START Data listing

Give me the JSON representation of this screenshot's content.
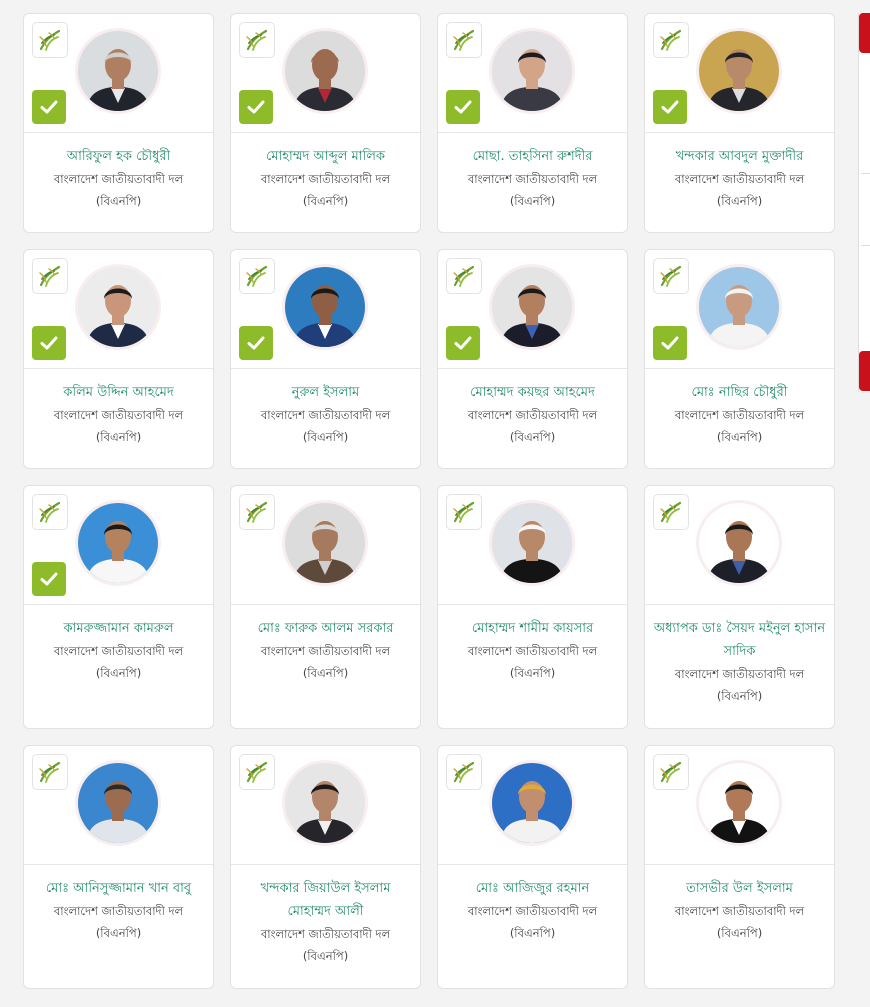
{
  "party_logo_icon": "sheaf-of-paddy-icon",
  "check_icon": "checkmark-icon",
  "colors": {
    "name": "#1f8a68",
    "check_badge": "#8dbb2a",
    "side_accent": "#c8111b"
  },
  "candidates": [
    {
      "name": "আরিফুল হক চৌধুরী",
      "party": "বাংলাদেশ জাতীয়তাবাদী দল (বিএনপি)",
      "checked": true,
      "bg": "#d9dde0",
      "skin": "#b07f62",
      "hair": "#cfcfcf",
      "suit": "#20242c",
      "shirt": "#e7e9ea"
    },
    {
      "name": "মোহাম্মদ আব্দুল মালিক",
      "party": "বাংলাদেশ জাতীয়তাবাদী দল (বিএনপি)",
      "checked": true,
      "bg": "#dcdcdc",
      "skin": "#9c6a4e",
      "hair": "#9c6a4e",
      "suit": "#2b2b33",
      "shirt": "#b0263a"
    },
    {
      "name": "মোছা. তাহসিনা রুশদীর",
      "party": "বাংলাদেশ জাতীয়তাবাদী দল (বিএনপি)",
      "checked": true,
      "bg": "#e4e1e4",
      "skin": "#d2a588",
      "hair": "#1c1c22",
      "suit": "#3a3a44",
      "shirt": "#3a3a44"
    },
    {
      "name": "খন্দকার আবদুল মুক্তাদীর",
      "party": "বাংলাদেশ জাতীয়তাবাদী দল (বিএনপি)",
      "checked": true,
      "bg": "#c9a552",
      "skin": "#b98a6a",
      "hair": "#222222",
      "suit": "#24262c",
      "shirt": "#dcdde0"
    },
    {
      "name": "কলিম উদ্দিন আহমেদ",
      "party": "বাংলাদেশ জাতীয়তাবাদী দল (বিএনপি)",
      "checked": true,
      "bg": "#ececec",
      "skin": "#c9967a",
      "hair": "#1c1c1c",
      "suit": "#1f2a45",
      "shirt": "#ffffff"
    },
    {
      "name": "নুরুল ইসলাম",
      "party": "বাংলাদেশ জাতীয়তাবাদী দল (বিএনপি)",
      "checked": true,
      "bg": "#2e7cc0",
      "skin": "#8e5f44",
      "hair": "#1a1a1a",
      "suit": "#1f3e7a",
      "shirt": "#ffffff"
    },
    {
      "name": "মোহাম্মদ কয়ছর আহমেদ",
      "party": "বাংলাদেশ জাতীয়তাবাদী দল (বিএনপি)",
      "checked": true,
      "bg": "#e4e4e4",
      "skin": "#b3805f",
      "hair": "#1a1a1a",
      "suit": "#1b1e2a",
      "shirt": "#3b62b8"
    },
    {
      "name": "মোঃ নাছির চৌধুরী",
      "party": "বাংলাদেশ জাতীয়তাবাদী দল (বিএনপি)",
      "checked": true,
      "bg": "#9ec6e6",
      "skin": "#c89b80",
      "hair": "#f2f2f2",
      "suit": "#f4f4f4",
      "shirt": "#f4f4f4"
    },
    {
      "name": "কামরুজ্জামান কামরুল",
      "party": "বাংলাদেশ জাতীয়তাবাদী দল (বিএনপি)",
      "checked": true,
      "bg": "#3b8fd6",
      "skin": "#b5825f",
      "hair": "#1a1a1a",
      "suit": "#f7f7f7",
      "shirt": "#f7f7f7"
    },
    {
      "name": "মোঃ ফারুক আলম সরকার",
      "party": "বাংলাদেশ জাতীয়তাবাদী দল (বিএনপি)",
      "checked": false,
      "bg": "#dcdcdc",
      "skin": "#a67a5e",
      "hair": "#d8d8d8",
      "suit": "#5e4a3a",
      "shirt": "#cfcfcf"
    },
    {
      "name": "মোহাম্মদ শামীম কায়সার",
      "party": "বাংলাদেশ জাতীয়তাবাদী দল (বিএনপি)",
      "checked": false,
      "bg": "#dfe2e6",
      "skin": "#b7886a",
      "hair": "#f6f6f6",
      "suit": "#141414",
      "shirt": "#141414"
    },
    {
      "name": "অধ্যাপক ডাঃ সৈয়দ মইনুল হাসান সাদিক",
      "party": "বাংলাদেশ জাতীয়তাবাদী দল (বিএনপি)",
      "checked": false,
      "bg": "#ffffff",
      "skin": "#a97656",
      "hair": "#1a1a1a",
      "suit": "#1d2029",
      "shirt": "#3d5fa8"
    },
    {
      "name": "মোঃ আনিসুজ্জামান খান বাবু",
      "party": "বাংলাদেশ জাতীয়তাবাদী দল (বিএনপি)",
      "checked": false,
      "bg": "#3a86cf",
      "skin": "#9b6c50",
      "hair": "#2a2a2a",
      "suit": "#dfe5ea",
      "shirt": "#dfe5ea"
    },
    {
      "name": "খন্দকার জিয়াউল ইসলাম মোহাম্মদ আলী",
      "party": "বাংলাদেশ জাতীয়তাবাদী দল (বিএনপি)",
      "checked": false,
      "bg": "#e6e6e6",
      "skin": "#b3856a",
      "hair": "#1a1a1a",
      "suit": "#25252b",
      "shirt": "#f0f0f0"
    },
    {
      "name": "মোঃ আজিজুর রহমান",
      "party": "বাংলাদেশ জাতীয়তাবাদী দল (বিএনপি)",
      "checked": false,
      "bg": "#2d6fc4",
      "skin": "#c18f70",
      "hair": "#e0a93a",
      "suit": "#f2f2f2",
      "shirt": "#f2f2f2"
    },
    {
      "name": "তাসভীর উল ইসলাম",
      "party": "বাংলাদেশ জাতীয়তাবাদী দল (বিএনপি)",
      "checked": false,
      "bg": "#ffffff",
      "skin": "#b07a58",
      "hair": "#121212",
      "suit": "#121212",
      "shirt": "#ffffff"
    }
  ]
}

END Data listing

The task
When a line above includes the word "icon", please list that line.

Reply to the task
  "party_logo_icon": "sheaf-of-paddy-icon",
  "check_icon": "checkmark-icon",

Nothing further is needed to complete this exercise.